■ Material shown ■
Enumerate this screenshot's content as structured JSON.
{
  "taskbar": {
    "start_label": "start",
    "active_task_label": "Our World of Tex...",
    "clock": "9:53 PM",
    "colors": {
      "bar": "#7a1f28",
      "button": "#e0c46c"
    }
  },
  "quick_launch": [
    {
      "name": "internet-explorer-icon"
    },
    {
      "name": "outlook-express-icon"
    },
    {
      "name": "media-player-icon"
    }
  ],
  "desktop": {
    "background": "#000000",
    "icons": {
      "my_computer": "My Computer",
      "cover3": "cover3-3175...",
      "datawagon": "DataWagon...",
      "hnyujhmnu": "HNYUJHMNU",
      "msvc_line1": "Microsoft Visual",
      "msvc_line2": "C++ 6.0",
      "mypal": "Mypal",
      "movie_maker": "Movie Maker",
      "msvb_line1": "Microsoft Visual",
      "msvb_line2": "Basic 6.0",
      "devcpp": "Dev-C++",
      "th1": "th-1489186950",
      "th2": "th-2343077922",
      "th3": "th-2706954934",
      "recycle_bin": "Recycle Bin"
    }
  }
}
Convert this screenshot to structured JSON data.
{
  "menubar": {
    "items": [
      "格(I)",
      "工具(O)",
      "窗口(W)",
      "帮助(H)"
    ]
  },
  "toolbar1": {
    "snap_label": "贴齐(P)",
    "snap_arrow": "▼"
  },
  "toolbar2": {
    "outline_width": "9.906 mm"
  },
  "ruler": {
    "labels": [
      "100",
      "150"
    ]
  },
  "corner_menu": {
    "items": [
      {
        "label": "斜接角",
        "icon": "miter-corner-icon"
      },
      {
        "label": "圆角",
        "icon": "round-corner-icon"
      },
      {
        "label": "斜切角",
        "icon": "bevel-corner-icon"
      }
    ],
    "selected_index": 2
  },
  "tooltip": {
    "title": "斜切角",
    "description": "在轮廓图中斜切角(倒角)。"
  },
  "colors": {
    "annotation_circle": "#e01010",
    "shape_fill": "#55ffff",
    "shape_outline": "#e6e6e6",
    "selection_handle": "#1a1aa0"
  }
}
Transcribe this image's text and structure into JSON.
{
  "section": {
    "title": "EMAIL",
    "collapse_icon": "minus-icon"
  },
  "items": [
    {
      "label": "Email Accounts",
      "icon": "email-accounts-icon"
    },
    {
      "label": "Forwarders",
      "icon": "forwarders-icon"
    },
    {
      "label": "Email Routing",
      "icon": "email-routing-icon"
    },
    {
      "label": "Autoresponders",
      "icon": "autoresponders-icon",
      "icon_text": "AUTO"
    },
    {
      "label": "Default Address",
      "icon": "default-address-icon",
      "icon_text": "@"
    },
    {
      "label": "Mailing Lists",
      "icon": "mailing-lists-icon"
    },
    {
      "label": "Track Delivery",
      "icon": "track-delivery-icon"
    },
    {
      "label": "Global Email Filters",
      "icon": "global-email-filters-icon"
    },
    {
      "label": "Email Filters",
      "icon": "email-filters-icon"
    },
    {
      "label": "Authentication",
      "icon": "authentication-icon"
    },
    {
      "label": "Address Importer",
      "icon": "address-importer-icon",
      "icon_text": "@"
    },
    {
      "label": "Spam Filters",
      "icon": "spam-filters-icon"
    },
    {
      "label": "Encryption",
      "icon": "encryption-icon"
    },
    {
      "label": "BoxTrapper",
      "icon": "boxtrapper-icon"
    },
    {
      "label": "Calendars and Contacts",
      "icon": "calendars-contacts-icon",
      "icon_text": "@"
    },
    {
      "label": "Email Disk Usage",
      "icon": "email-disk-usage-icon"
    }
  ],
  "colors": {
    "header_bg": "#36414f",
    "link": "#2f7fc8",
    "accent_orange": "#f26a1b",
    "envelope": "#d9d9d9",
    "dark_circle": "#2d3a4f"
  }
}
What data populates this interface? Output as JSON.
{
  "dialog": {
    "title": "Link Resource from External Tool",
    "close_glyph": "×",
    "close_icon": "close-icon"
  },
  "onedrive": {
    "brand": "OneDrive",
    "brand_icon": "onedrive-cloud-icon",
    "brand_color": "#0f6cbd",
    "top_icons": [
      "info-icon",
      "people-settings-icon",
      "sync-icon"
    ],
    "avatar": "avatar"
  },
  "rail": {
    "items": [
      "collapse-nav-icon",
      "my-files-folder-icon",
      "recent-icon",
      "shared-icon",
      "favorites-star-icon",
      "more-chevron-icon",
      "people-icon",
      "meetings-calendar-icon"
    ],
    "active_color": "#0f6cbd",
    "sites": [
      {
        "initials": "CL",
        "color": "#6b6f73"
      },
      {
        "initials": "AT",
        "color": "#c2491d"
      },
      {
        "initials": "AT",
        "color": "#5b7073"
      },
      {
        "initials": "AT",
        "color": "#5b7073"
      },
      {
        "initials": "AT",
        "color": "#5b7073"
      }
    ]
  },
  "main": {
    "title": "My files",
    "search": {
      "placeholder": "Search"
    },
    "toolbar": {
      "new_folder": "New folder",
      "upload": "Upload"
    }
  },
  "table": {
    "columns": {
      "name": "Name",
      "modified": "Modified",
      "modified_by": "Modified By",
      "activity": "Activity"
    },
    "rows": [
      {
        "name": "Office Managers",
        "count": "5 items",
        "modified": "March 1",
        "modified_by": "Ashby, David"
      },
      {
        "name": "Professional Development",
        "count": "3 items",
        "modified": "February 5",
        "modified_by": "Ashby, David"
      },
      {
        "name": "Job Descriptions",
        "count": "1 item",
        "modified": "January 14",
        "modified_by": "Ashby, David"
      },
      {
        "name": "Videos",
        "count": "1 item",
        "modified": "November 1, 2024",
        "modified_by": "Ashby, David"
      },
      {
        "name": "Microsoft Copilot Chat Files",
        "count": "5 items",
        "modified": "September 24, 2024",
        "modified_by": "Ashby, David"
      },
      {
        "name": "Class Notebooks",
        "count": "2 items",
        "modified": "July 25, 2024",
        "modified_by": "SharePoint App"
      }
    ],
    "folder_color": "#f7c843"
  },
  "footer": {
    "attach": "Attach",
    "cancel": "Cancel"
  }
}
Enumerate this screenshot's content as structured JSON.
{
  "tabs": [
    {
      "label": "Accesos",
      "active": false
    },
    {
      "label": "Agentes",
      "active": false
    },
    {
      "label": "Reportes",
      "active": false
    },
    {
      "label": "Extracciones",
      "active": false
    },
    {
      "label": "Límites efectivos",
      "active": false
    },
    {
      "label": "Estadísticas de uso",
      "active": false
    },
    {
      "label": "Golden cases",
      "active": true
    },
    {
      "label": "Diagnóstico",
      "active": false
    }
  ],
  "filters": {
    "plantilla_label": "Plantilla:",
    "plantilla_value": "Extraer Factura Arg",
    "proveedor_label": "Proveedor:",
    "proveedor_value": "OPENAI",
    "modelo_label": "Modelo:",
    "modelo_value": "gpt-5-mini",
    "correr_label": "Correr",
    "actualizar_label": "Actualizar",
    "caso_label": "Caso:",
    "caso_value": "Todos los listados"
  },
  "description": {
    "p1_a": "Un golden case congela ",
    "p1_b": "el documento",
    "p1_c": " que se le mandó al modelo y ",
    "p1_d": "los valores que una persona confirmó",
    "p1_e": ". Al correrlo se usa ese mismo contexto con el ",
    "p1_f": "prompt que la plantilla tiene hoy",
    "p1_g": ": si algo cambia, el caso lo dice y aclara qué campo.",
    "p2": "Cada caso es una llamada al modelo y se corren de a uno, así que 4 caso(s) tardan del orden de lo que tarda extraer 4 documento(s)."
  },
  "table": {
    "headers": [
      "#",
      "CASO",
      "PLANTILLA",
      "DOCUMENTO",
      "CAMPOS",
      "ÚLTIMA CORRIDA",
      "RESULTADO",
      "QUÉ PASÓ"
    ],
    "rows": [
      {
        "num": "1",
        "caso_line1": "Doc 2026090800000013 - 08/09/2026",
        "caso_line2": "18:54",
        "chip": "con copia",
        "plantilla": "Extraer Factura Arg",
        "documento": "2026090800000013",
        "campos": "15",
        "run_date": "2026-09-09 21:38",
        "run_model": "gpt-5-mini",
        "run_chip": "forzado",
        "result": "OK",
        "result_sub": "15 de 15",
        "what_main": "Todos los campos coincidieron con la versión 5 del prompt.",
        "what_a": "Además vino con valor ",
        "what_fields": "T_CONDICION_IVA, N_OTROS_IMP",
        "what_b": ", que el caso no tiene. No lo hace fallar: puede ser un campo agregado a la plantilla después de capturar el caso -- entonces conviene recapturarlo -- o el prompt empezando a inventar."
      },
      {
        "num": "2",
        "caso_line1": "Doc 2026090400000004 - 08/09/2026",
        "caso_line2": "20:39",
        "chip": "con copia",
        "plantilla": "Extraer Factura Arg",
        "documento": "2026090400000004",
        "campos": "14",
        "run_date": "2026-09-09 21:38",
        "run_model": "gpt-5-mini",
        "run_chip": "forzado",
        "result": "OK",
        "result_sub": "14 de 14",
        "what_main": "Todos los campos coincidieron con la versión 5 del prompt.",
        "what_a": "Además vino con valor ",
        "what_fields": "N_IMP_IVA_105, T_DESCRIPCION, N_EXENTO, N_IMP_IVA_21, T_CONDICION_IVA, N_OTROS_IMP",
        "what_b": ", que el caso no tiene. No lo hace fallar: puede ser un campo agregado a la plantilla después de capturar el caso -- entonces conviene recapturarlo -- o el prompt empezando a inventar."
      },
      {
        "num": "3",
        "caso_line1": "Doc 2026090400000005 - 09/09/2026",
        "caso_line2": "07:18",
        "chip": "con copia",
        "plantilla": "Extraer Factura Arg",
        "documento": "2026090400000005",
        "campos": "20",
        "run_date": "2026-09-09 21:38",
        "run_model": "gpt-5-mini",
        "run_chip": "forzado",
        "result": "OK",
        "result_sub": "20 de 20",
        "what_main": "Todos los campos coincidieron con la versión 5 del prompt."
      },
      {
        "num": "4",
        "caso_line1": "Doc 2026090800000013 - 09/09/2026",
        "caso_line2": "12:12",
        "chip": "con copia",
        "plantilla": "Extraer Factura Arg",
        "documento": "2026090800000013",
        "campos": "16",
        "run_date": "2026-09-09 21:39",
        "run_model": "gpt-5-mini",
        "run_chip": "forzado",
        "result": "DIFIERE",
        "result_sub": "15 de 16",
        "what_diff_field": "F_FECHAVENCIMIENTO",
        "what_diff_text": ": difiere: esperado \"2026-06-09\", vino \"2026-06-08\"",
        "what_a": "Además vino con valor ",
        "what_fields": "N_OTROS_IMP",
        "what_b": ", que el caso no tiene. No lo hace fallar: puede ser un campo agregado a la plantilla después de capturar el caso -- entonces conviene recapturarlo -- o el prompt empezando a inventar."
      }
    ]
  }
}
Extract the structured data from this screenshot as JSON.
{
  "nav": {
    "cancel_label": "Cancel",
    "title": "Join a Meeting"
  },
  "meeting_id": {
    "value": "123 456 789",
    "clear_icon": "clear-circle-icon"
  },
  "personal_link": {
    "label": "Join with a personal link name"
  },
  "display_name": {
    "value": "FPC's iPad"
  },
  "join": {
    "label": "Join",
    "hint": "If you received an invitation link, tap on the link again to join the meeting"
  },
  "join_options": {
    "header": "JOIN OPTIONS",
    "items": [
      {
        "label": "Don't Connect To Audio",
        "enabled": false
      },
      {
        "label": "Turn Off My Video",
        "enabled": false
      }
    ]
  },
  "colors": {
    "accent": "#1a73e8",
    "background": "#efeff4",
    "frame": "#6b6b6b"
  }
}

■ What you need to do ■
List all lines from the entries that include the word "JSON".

■ Task output ■
Enumerate this screenshot's content as structured JSON.
Convert this screenshot to structured JSON data.
Transcribe this image's text and structure into JSON.
What data populates this interface? Output as JSON.
Enumerate this screenshot's content as structured JSON.
Extract the structured data from this screenshot as JSON.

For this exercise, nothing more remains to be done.